About the Handel and Haydn Society
Boston’s Grammy-winning Handel and Haydn Society performs Baroque and Classical music with a freshness, a vitality, and a creativity that inspires all ages. H+H has been captivating audiences for 207 consecutive seasons (the most of any performing arts organization in the United States) speaking to its singular success at converting new audiences to this extraordinary music, generation after generation.
H+H performed the “Hallelujah” chorus from Handel’s Messiah in its first concert in 1815, gave the American premiere in 1818, and ever since has been both a musical and a civic leader in the Boston community. During the Civil War, H+H gave numerous concerts in support of the Union Army (H+H member Julia Ward Howe wrote “The Battle Hymn of the Republic”) and on January 1, 1863, H+H performed at the Grand Jubilee Concert celebrating the enactment of the Emancipation Proclamation.

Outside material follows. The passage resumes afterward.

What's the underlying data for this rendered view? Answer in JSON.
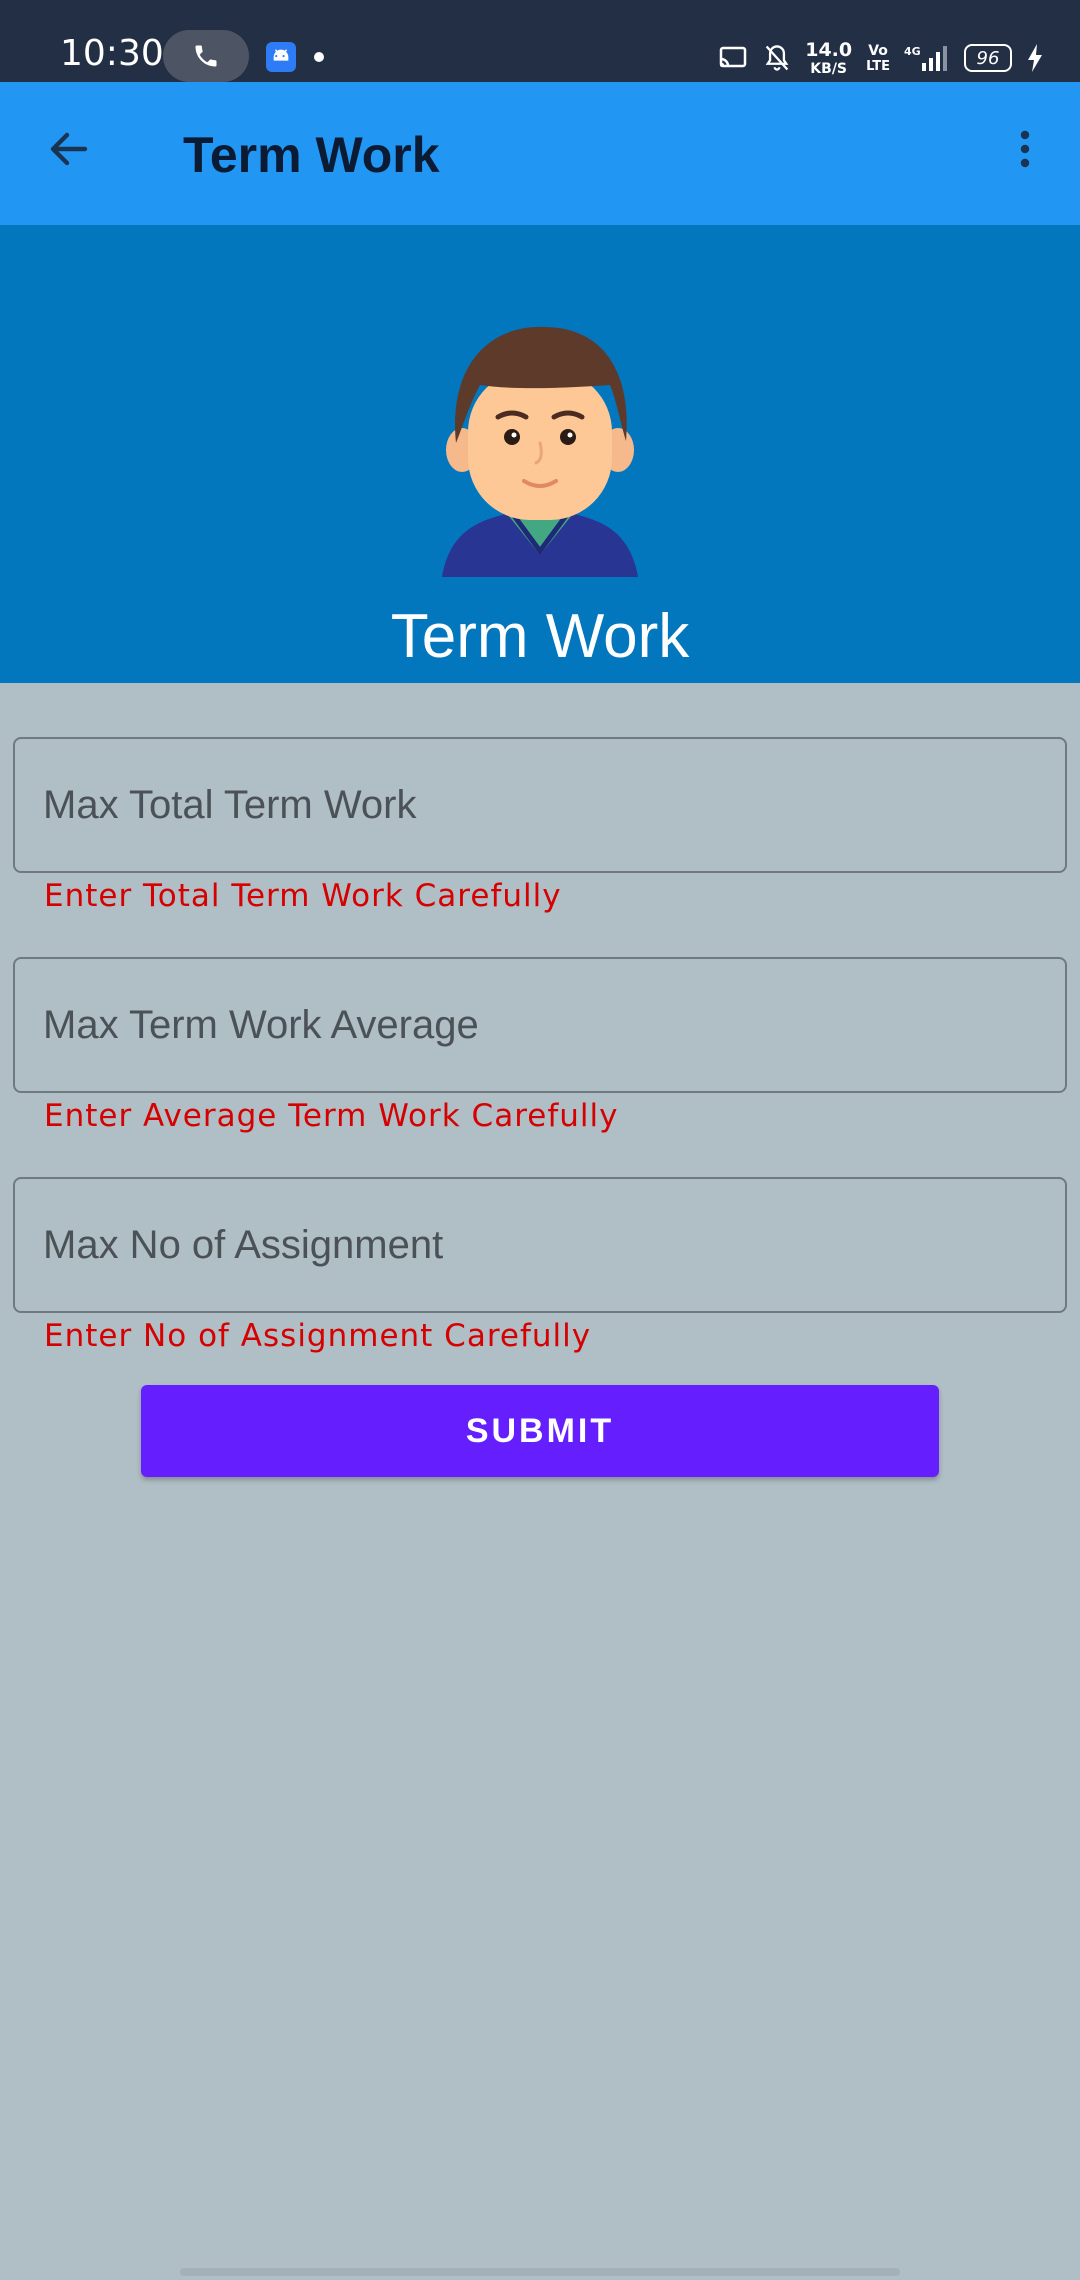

Two years later, H+H performed at the memorial service for Abraham Lincoln.
Today, H+H’s Orchestra and Chorus delight more than 50,000 listeners annually with a nine-week subscription series at Symphony Hall and other leading venues. Through the Karen S. and George D. Levy Education Program, H+H supports seven youth choirs of singers in grades 2-12, and provides thousands of complimentary tickets to students and communities throughout Boston, ensuring the joy of music is accessible to all.
H+H’s numerous free community concerts include an annual commemoration of the original 1863 Emancipation Proclamation concert on December 31 of every year, in collaboration with the Museum of African American History.
The artistic director of the Handel and Haydn Society is Harry Christophers, who is also founding artistic director of The Sixteen in London. Under Christophers’s leadership, H+H has released 15 CDs on the Coro label and has toured nationally and internationally.
In all these ways, H+H fulfills its mission to inspire the intellect, touch the heart, elevate the soul, and connect all of us with our shared humanity through transformative experiences with Baroque and Classical music.